Obviously God must know all things that can be known and know them truly. To be able to know all that can be known is a dimension of God's power. Ignorance, or not to know something God needs to know in order to govern the universe and pursue his will, would be a serious limitation.
However, omniscience need not mean exhaustive foreknowledge of all future events. If that were its meaning, the future would be fixed and determined, much as is the past. Total knowledge of the future would imply a fixity of events. Nothing in the future would need to be decided. It also would imply that human freedom is an illusion, that we make no difference and are not responsible. (The Openness of God, p. 121)
We should not think of God's omniscience as a vast encyclopedia of past, present and future facts. The Bible does not see it this way, nor is it a helpful way to think of it.
When God gave creatures freedom, he gave them an open future, a future in a degree to be shaped by their decisions, not a future already determined in its every detail...Philosophically speaking, if choices are real and freedom significant, future decisions cannot be exhaustively foreknown.
This is because the future is not determinate but shaped in part by human choices. The future is not fixed like the past, which can be known completely. The future does not yet exist and therefore cannot be infallibly anticipated, even by God. Future decisions cannot in every way be foreknown, because they have not yet been made. God knows everything that can be known—but God's foreknowledge does not include the undecided.(Ibid., p. 123)
The Openness of God was published in 1994.
Please bear in mind that when Christianity Today published an article on open theism (9th January 1995, "Has God been held hostage by philosophy?" with contributions from Roger Olson, Douglas Kelly, Timothy George and Alister McGrath) the subtitle for the article read "A forum on free-will theism, a new paradigm for understanding God."
Just how new was this new paradigm? Well compare Pinnock's words above with the following from Charles Hodge written in 1871:
The Socinians, however, and some of the Remonstrants, unable to reconcile this foreknowledge with human liberty, deny that free acts can be foreknown. As the omnipotence of God is his ability to do whatever is possible, so his omniscience is his knowledge of everything knowable. But as free acts are in their nature uncertain, as they may or may not be, they cannot be known before they occur. Such is the argument of Socinus. This whole difficulty arises out of the assumption that contingency is essential to free agency. (Systematic Theology Vol. 1, p. 400-1)

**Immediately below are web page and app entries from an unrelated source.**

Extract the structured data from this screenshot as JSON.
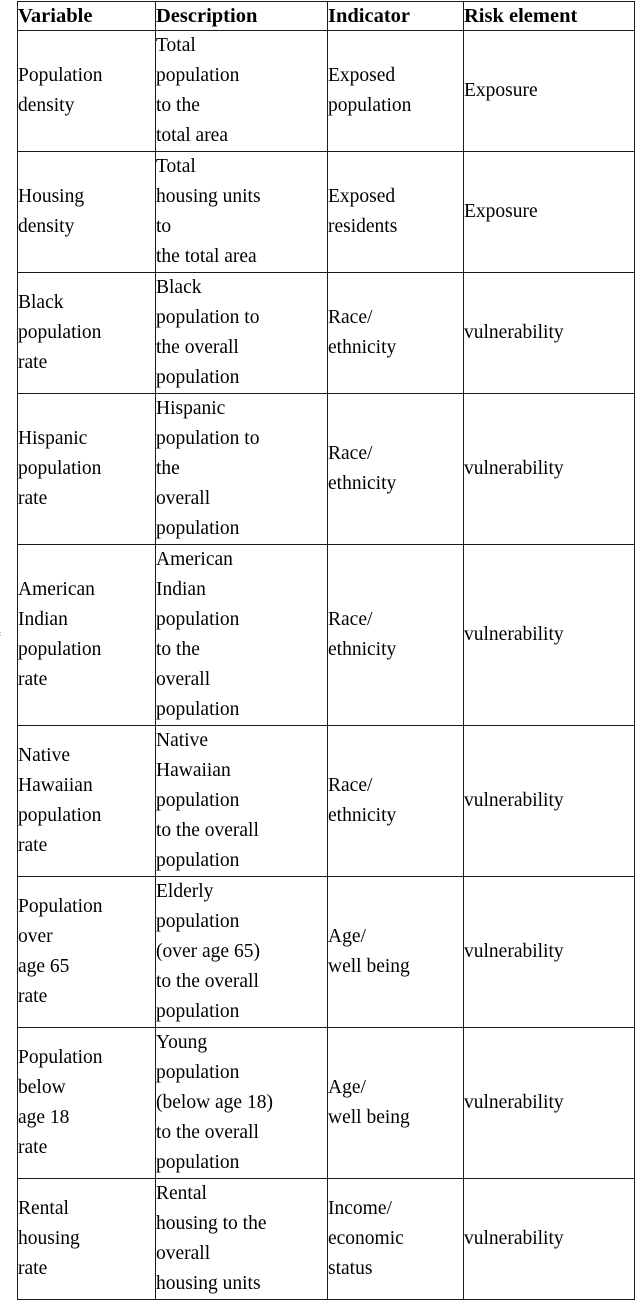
{
  "table": {
    "columns": [
      "Variable",
      "Description",
      "Indicator",
      "Risk element"
    ],
    "rows": [
      {
        "variable": [
          "Population",
          "density"
        ],
        "description": [
          "Total",
          "population",
          "to the",
          "total area"
        ],
        "indicator": [
          "Exposed",
          "population"
        ],
        "risk_element": [
          "Exposure"
        ]
      },
      {
        "variable": [
          "Housing",
          "density"
        ],
        "description": [
          "Total",
          "housing units",
          "to",
          "the total area"
        ],
        "indicator": [
          "Exposed",
          "residents"
        ],
        "risk_element": [
          "Exposure"
        ]
      },
      {
        "variable": [
          "Black",
          "population",
          "rate"
        ],
        "description": [
          "Black",
          "population to",
          "the overall",
          "population"
        ],
        "indicator": [
          "Race/",
          "ethnicity"
        ],
        "risk_element": [
          "vulnerability"
        ]
      },
      {
        "variable": [
          "Hispanic",
          "population",
          "rate"
        ],
        "description": [
          "Hispanic",
          "population to",
          "the",
          "overall",
          "population"
        ],
        "indicator": [
          "Race/",
          "ethnicity"
        ],
        "risk_element": [
          "vulnerability"
        ]
      },
      {
        "variable": [
          "American",
          "Indian",
          "population",
          "rate"
        ],
        "description": [
          "American",
          "Indian",
          "population",
          "to the",
          "overall",
          "population"
        ],
        "indicator": [
          "Race/",
          "ethnicity"
        ],
        "risk_element": [
          "vulnerability"
        ]
      },
      {
        "variable": [
          "Native",
          "Hawaiian",
          "population",
          "rate"
        ],
        "description": [
          "Native",
          "Hawaiian",
          "population",
          "to the overall",
          "population"
        ],
        "indicator": [
          "Race/",
          "ethnicity"
        ],
        "risk_element": [
          "vulnerability"
        ]
      },
      {
        "variable": [
          "Population",
          "over",
          "age 65",
          "rate"
        ],
        "description": [
          "Elderly",
          "population",
          "(over age 65)",
          "to the overall",
          "population"
        ],
        "indicator": [
          "Age/",
          "well being"
        ],
        "risk_element": [
          "vulnerability"
        ]
      },
      {
        "variable": [
          "Population",
          "below",
          "age 18",
          "rate"
        ],
        "description": [
          "Young",
          "population",
          "(below age 18)",
          "to the overall",
          "population"
        ],
        "indicator": [
          "Age/",
          "well being"
        ],
        "risk_element": [
          "vulnerability"
        ]
      },
      {
        "variable": [
          "Rental",
          "housing",
          "rate"
        ],
        "description": [
          "Rental",
          "housing to the",
          "overall",
          "housing units"
        ],
        "indicator": [
          "Income/",
          "economic",
          "status"
        ],
        "risk_element": [
          "vulnerability"
        ]
      }
    ]
  },
  "margin_glyph": "ʻ"
}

And also these words from Herman Bavinck (1854-1921):
In a later period the Socinians taught the same thing. God knows all things, they said, but all things according to their nature. Hence, he knows future contingent (accidental) events, not with absolute certainty (for then they would cease to be accidental), but as contingent and accidental; that is, he knows what the future holds insofar as it depends on humans, but not with infallible foreknowledge. If that were the case, the freedom of the will would be lost, God would become the author of sin, and he himself would be subject to necessity. (Reformed Dogmatics Volume 2: God and Creation, p. 197. Emphasis added)
The point? The new view of God known as open theism was at least as old as the Socinian denial of God's foreknowledge, and it rested on the non-negotiable commitment to the same premise: libertarian free will.
The connection between open theism and Socinianism is not literary but methodological. They share the same convictions and have arrived at the same conclusions concerning the relationship between human freedom and divine foreknowledge.